    Questions Dr. Bessell
    1. Do you consider it a criminal act to rape, sodomise, torture [ electric shock treatment to rebellous children that stood up to nuns & abusive people] and traumatise children by drugging up with all sorts of unproven vaccines and even leprosy which was given to the Aboriganal children, the Stolen Generation in what ever way one could concieve, or is it ok if its done in the name of science.
    2. Being a Doctor and your position of employmet you must of known about all the experiements and abuse that was done to the Forgotten Australians.
    3. Have you represneted the F.As case in the full extent what happened to them to Parliament or do you defend the system polices and procedures.
    4. Do you believe Forgotten Australians should be compensated and why and how much.
    5. Why do you believe our government refuse to compensate F.As, particually the girls placed into adult mental asylums for so called rebellion or for what ever reason, where they were tortured drugged raped then hushed the abuse up and do nothing about it.
    6. The children that lost their lives in Goodna mental asylum through abuse.
    7. If the same abuse happened to you or your brother or sister, what would you do about it and why.
    8. If you were to be required to appear in court in regards to information you have with out holding back anything, would you be prepared to testify of the abuses of F.As that you know of and give your honest opion? Thank you for your prompt reply.

Leave a Reply

Fill in your details below or click an icon to log in:

WordPress.com Logo

You are commenting using your WordPress.com account. Log Out /  Change )

Google photo

You are commenting using your Google account. Log Out /  Change )

Twitter picture

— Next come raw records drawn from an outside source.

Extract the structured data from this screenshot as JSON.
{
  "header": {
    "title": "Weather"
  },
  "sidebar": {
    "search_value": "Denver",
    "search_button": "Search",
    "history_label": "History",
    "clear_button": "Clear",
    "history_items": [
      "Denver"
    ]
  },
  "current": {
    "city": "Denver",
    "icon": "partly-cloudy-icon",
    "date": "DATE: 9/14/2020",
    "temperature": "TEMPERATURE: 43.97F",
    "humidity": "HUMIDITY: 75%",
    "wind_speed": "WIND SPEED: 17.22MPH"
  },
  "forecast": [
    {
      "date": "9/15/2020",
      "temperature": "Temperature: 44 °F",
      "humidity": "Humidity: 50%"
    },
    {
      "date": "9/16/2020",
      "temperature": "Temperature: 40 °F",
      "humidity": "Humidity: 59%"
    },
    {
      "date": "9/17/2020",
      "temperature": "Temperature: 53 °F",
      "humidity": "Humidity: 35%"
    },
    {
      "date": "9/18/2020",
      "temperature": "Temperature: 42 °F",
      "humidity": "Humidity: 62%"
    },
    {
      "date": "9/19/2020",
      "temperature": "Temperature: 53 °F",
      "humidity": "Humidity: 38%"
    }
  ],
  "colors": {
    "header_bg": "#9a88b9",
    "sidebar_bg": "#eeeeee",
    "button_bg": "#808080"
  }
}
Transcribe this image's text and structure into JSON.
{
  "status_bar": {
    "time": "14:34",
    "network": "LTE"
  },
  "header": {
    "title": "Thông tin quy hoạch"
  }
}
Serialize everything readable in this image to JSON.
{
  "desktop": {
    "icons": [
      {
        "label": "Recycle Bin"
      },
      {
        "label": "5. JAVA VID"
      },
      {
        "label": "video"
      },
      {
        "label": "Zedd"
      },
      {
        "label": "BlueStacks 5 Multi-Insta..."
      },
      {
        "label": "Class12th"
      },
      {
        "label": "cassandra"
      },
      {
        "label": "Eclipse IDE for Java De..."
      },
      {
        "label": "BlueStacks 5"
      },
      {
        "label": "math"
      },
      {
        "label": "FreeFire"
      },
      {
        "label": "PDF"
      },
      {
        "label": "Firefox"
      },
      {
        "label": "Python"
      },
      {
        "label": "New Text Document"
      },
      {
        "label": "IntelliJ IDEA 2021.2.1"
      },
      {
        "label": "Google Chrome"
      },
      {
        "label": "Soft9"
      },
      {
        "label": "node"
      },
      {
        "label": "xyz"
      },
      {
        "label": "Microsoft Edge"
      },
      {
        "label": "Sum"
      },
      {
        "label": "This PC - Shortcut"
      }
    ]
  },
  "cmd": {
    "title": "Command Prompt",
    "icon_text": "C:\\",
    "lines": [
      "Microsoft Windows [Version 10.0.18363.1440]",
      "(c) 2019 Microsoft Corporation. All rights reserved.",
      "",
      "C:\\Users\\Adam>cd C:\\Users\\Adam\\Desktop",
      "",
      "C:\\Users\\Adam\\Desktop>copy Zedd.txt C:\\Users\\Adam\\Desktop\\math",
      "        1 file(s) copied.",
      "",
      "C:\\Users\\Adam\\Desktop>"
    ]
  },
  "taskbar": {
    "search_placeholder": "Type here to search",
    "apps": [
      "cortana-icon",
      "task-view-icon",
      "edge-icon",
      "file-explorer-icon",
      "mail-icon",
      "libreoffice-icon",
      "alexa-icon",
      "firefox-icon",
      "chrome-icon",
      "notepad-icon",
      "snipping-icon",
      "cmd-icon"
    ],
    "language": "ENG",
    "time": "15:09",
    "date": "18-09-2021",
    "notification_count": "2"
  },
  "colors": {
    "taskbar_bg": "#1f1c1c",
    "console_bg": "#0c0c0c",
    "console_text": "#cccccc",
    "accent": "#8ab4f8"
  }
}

You are commenting using your Twitter account. Log Out /  Change )

Facebook photo

You are commenting using your Facebook account. Log Out /  Change )

Connecting to %s